As a new year started Sunday, the Vikings resembled the dominant team that rolled through their first five opponents this season, giving themselves and their long-suffering fans hope that 2016 might finally be their year.
Sure, a lot of that had to do with their visitors at U.S Bank Stadium, a bad Chicago Bears team that gave the ball away on their first two possessions and five times overall. Matt Barkley, their third-string quarterback at the start of the season, threw a pair of interceptions and coughed up a fumble.
But tight end Kyle Rudolph had a career game and quarterback Sam Bradford clinched the NFL’s single-season record for completion percentage with another sharp performance as the Vikings cruised to a 38-10 win over the disinterested Bears in the season finale, finishing with an 8-8 record.
“It’s a good win, but it’s tough that it’s the end of it,” coach Mike Zimmer said. “We did things today like we did early in the year. We had turnovers. We played physical. We just didn’t do it enough [late in the season].”
In the end, the only banner hung at the stadium in its first year of use was the one unfurled during the game by a pair of daredevil protesters.
Early in the second quarter, two protesters were spotted dangling from the rafters next to their large banner, which urged U.S. Bank to divest from the Dakota Access Pipeline.

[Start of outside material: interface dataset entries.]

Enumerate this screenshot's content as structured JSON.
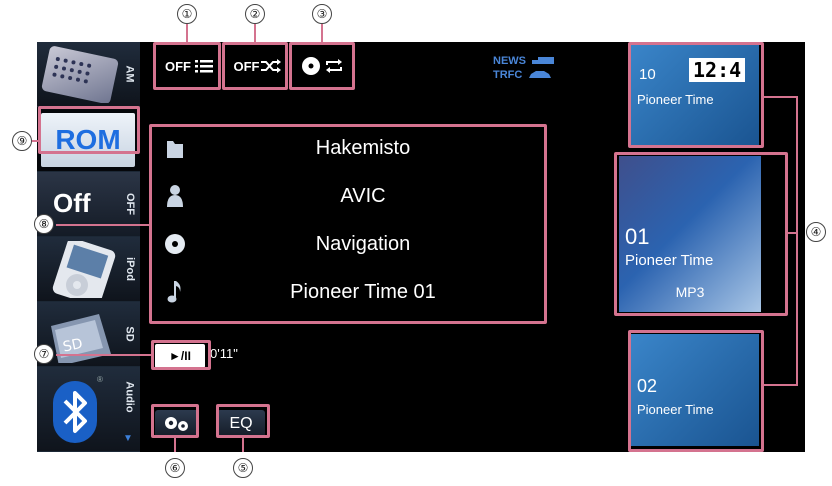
{
  "sources": [
    {
      "label": "AM",
      "thumb": "radio"
    },
    {
      "label": "ROM",
      "thumb": "rom"
    },
    {
      "label": "OFF",
      "thumb": "off",
      "text": "Off"
    },
    {
      "label": "iPod",
      "thumb": "ipod"
    },
    {
      "label": "SD",
      "thumb": "sd"
    },
    {
      "label": "Audio",
      "thumb": "bluetooth"
    }
  ],
  "top_buttons": {
    "repeat_list_label": "OFF",
    "shuffle_label": "OFF",
    "repeat_icon": "repeat-disc-icon"
  },
  "traffic": {
    "news": "NEWS",
    "trfc": "TRFC"
  },
  "info_rows": [
    {
      "icon": "folder-icon",
      "text": "Hakemisto"
    },
    {
      "icon": "artist-icon",
      "text": "AVIC"
    },
    {
      "icon": "disc-icon",
      "text": "Navigation"
    },
    {
      "icon": "note-icon",
      "text": "Pioneer Time 01"
    }
  ],
  "playback": {
    "play_pause": "►/II",
    "elapsed": "0'11\""
  },
  "bottom": {
    "eq_label": "EQ",
    "settings_icon": "gear-icon"
  },
  "tracks": {
    "prev": {
      "number": "10",
      "name": "Pioneer Time"
    },
    "current": {
      "number": "01",
      "name": "Pioneer Time",
      "format": "MP3"
    },
    "next": {
      "number": "02",
      "name": "Pioneer Time"
    }
  },
  "clock": "12:4",
  "callouts": [
    "①",
    "②",
    "③",
    "④",
    "⑤",
    "⑥",
    "⑦",
    "⑧",
    "⑨"
  ],
  "colors": {
    "highlight": "#d4738f",
    "rom_blue": "#1e6ee0",
    "tile_blue": "#2a82c8"
  }
}
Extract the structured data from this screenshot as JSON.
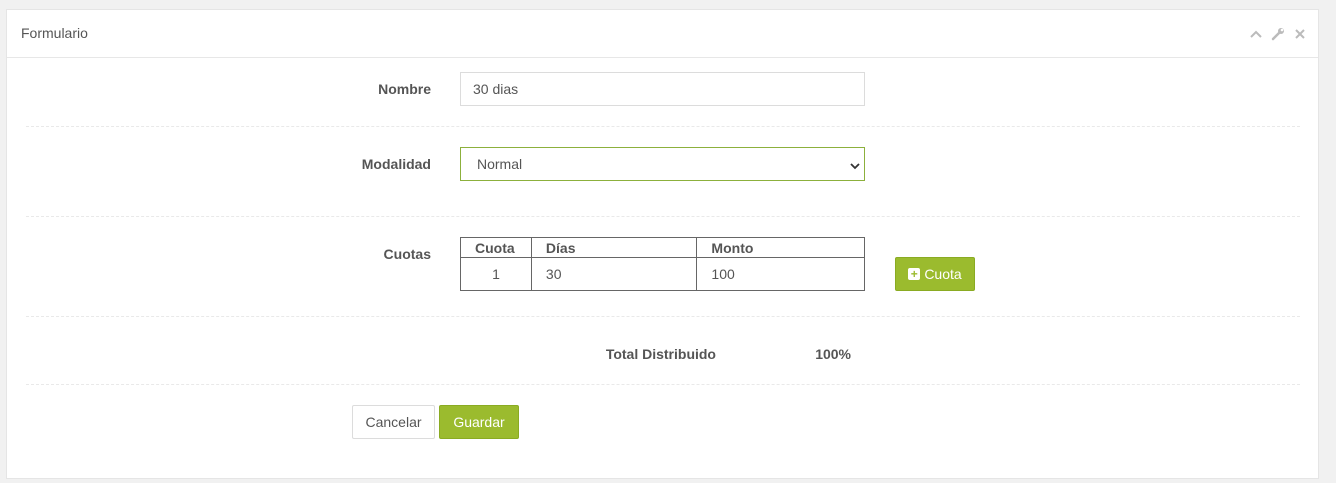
{
  "panel": {
    "title": "Formulario",
    "tools": [
      "chevron-up-icon",
      "wrench-icon",
      "close-icon"
    ]
  },
  "form": {
    "nombre": {
      "label": "Nombre",
      "value": "30 dias"
    },
    "modalidad": {
      "label": "Modalidad",
      "selected": "Normal"
    },
    "cuotas": {
      "label": "Cuotas",
      "headers": [
        "Cuota",
        "Días",
        "Monto"
      ],
      "rows": [
        {
          "cuota": "1",
          "dias": "30",
          "monto": "100"
        }
      ],
      "add_button": "Cuota"
    },
    "total": {
      "label": "Total Distribuido",
      "value": "100%"
    },
    "actions": {
      "cancel": "Cancelar",
      "save": "Guardar"
    }
  },
  "colors": {
    "accent": "#9bbb2e",
    "select_border": "#8cb03c"
  }
}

The game continued on as the protesters, one wearing a Brett Favre jersey, twirled above the crowd past the final whistle.
The protest provided more drama than what took place on the field, as the Vikings took advantage of early Bears turnovers to score on their first three possessions and take a 17-0 lead 20 minutes into the game.
On the game’s opening drive, Bradford completed a 39-yard strike deep down the right sideline to wide receiver Cordarrelle Patterson. Running back Jerick McKinnon then caught a swing pass from Bradford, ran 16 yards and sprawled out to smack the pylon with the football.
The Bears threatened to answer with a touchdown of their own, but Barkley carelessly lobbed a throw into double coverage and it was easily picked off in the end zone by cornerback Xavier Rhodes.
“We knew that he was going to throw us some balls,” outside linebacker Anthony Barr said of Barkley, who threw five interceptions last week.
After safety Anthony Harris recovered a fumble by Bears running back Jeremy Langford inside Bears territory, Bradford’s second touchdown pass, a 22-yarder to Rudolph, made it a 17-0 laugher early in the second quarter.
It was Rudolph’s 29th career touchdown, the most ever by a Vikings tight end. He also caught 11 passes Sunday, giving him 83 receptions on the season, which set the single-season franchise mark for the position.
“When I first got here, it seemed like we clicked immediately,” Bradford said. “If you put it in his area, he’s usually going to come down with it.”
The Bears got on the scoreboard with a trick play late in the second quarter. Langford took a direct snap and pitched the ball to wide receiver Cameron Meredith, who threw a 2-yard touchdown pass to Barkley.
But the Bears gave the ball away again when Bralon Addison muffed a punt. The Vikings cashed in the third Bears turnover of the half for another touchdown, with wide receiver Jarius Wright scoring for the first time this season.
During the first half, Bradford was 17-for-22 for 188 yards and three scores. Bradford finished the game with 250 yards on 25-for-33 passing, giving him a record-setting completion percentage of 71.6 on the season.
“I would trade that for wins any day,” Bradford said. “But the fact that we were able to go out there and accomplish that as a group … it’s pretty cool.”
In the third quarter, the bad-news Bears picked up where they left off. Another Barkley interception, this one to cornerback Trae Waynes, ended another drive that had entered Vikings territory.
After the Vikings defense stuffed Bears running back Jordan Howard, who had 135 rushing yards Sunday, on fourth-and-1, the Vikings put the game away with a 10-yard touchdown run by McKinnon out of the Wildcat.
Defensive end Everson Griffen scooped up a Barkley fumble, after Barr batted the loose ball toward the end zone and was not penalized, and returned it 20 yards for a score that made it 38-10 in the fourth quarter.
“We haven’t got a lot of bounces this year,” Barr said. “So we’ll take it.”
The win was only the Vikings’ third in their final 11 games as they became the sixth team since 1990 to not make the playoffs after starting 5-0.
It was a bittersweet ending to a weird 2016 season that started with so much promise but was derailed by injuries and turmoil on and off the field.
“It’s going to be one we look back on [at] missed opportunities,” Rudolph said. “I also think there are a lot of positive things for us to take out of this season. Dealing with adversity, battling through it, sticking together and persevering in the end are things that will help this young team in the future.”
Matt Vensel covers the Vikings for the Star Tribune. firstname.lastname@example.org